↓↓↓

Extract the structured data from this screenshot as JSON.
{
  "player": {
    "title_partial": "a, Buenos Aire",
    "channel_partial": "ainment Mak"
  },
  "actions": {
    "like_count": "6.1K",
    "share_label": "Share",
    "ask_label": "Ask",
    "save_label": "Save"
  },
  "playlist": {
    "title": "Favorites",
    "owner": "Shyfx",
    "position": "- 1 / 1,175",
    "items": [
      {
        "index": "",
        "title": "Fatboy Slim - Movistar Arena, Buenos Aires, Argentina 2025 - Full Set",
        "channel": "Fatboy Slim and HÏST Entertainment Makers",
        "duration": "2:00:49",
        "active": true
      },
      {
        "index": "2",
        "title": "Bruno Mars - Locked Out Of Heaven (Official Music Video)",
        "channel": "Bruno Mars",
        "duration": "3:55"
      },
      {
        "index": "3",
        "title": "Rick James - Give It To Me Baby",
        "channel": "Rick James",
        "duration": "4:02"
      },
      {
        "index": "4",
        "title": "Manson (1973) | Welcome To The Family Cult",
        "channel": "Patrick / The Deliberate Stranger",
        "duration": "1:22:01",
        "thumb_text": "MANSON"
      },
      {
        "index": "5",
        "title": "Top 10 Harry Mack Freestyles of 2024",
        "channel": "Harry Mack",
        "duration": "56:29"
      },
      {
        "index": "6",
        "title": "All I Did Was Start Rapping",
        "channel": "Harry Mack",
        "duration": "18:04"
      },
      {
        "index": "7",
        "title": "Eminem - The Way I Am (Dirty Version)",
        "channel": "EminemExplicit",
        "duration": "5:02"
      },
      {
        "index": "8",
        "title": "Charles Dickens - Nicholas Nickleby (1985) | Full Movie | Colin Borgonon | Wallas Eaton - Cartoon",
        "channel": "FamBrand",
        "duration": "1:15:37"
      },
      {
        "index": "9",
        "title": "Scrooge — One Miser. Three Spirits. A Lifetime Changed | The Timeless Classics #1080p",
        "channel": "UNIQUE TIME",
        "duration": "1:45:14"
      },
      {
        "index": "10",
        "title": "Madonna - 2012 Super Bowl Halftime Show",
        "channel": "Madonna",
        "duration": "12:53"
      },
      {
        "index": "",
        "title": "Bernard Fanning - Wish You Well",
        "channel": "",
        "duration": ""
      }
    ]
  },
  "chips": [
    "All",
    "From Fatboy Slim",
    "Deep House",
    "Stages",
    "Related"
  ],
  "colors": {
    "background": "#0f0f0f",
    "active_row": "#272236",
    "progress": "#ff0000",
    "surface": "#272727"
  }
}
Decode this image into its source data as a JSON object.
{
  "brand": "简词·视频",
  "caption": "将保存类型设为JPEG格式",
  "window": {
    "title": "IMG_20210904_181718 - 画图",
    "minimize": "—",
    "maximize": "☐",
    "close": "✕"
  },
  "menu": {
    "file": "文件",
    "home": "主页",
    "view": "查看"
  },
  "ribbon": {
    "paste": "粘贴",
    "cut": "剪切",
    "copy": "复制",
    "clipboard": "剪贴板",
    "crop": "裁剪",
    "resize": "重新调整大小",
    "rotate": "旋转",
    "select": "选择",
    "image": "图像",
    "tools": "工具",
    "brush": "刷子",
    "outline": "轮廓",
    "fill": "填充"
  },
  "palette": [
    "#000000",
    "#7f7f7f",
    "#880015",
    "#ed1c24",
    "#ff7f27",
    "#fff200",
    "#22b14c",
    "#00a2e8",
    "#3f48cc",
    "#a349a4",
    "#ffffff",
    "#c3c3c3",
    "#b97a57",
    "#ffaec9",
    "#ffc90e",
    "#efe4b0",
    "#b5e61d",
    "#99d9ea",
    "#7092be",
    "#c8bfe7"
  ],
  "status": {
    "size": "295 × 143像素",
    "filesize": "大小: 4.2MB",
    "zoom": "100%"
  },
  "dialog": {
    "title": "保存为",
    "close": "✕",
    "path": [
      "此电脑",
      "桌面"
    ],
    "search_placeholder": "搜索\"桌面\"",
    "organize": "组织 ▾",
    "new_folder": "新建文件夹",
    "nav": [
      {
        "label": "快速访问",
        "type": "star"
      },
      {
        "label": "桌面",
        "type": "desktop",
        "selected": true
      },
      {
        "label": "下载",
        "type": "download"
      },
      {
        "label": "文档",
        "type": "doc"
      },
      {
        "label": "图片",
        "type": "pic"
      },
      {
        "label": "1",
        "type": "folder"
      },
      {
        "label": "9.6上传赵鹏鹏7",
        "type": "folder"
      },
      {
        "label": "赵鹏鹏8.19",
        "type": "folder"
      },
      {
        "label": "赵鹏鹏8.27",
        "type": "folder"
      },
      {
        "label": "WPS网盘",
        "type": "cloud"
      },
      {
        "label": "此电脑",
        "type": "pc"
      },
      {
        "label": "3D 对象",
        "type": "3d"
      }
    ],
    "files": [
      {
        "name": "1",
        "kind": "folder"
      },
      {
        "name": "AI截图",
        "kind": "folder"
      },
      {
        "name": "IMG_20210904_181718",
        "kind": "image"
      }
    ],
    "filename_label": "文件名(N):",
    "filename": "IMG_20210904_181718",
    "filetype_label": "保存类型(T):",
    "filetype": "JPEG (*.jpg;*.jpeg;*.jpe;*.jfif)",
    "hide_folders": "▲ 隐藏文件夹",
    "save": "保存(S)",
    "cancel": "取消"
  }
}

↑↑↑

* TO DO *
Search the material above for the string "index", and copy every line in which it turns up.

* RESULT OF THIS TASK *
        "index": "",
        "index": "2",
        "index": "3",
        "index": "4",
        "index": "5",
        "index": "6",
        "index": "7",
        "index": "8",
        "index": "9",
        "index": "10",
        "index": "",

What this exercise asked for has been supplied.